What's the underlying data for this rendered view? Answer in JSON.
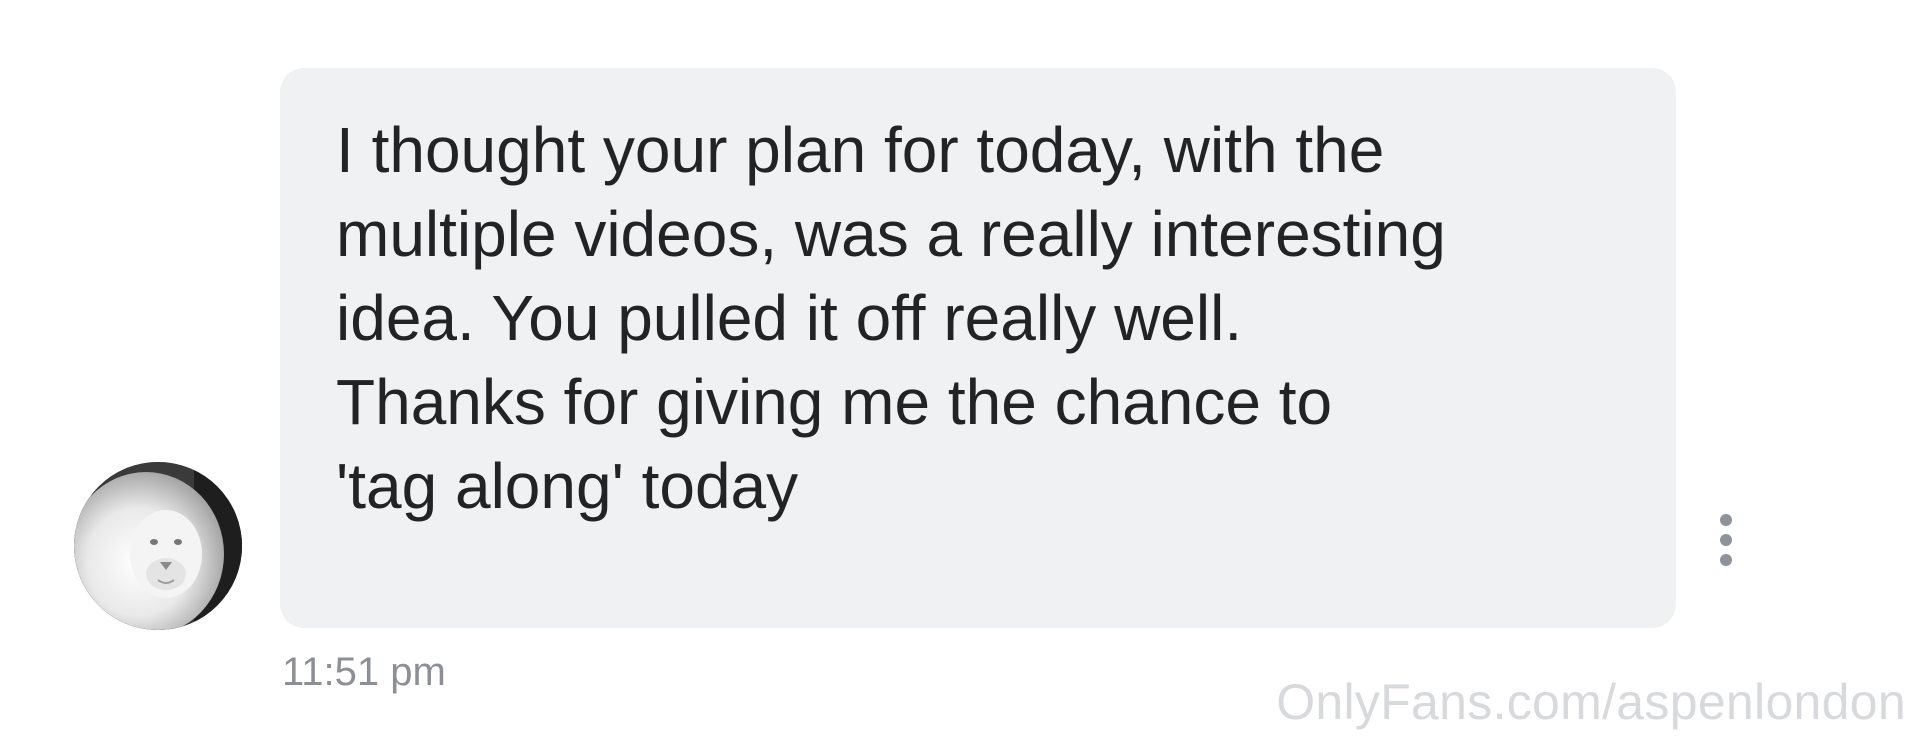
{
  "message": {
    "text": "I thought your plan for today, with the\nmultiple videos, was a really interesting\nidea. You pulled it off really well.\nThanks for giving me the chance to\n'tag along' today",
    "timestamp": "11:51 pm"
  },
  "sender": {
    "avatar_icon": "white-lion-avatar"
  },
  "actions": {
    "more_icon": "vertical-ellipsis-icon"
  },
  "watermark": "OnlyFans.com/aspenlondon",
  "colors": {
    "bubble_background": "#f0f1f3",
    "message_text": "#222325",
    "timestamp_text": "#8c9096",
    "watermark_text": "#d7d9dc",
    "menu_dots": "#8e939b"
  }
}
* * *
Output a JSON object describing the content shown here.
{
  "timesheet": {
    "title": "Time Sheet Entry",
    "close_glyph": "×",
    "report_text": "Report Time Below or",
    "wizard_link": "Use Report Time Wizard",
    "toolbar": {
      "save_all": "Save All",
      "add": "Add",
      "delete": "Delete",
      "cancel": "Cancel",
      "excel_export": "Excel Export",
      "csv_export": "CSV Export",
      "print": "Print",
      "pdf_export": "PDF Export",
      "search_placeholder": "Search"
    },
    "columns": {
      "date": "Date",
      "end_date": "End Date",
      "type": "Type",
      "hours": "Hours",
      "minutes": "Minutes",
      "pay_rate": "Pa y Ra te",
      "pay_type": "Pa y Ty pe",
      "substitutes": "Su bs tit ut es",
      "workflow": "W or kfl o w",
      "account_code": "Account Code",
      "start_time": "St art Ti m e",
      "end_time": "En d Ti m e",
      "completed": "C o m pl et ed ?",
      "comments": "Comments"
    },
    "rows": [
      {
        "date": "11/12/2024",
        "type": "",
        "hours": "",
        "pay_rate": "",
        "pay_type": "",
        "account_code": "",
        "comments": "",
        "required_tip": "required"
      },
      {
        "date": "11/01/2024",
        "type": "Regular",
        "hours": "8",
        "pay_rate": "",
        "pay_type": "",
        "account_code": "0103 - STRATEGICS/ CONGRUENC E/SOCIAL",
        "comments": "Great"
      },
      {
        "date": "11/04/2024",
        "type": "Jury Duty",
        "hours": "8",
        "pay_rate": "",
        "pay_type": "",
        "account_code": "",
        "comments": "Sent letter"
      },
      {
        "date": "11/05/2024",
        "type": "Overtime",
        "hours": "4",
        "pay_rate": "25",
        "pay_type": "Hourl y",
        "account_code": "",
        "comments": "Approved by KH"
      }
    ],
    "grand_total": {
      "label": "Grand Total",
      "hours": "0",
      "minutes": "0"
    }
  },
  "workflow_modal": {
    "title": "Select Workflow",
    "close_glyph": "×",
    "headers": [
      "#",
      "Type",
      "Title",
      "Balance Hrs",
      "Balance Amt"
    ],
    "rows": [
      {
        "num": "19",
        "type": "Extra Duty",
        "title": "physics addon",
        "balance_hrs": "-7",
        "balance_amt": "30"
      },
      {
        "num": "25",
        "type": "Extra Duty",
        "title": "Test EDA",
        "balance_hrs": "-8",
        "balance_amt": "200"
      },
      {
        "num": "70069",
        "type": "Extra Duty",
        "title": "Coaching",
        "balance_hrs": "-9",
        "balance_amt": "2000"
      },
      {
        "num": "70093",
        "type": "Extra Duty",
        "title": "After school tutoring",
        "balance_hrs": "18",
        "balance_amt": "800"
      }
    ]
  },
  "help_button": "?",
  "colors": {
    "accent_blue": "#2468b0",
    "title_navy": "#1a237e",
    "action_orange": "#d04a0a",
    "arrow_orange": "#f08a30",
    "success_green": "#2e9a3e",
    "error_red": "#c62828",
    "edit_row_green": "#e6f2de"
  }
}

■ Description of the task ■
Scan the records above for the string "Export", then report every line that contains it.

■ Response area ■
      "excel_export": "Excel Export",
      "csv_export": "CSV Export",
      "pdf_export": "PDF Export",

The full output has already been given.